→ YOUR OBJECTIVE
An exact copy of all entries is the expected answer.

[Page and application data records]
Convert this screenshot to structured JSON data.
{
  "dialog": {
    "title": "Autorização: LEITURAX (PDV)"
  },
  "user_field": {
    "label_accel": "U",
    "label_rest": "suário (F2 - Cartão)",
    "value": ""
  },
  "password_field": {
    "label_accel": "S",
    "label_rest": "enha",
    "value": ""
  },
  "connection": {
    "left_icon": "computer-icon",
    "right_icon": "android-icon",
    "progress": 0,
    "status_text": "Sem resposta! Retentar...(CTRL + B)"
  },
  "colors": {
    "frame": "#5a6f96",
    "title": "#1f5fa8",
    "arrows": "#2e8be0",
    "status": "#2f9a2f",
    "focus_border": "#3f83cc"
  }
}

→ EXERCISE SOLUTION
Convert this screenshot to structured JSON data.
{
  "dialog": {
    "title": "Autorização: LEITURAX (PDV)"
  },
  "user_field": {
    "label_accel": "U",
    "label_rest": "suário (F2 - Cartão)",
    "value": ""
  },
  "password_field": {
    "label_accel": "S",
    "label_rest": "enha",
    "value": ""
  },
  "connection": {
    "left_icon": "computer-icon",
    "right_icon": "android-icon",
    "progress": 0,
    "status_text": "Sem resposta! Retentar...(CTRL + B)"
  },
  "colors": {
    "frame": "#5a6f96",
    "title": "#1f5fa8",
    "arrows": "#2e8be0",
    "status": "#2f9a2f",
    "focus_border": "#3f83cc"
  }
}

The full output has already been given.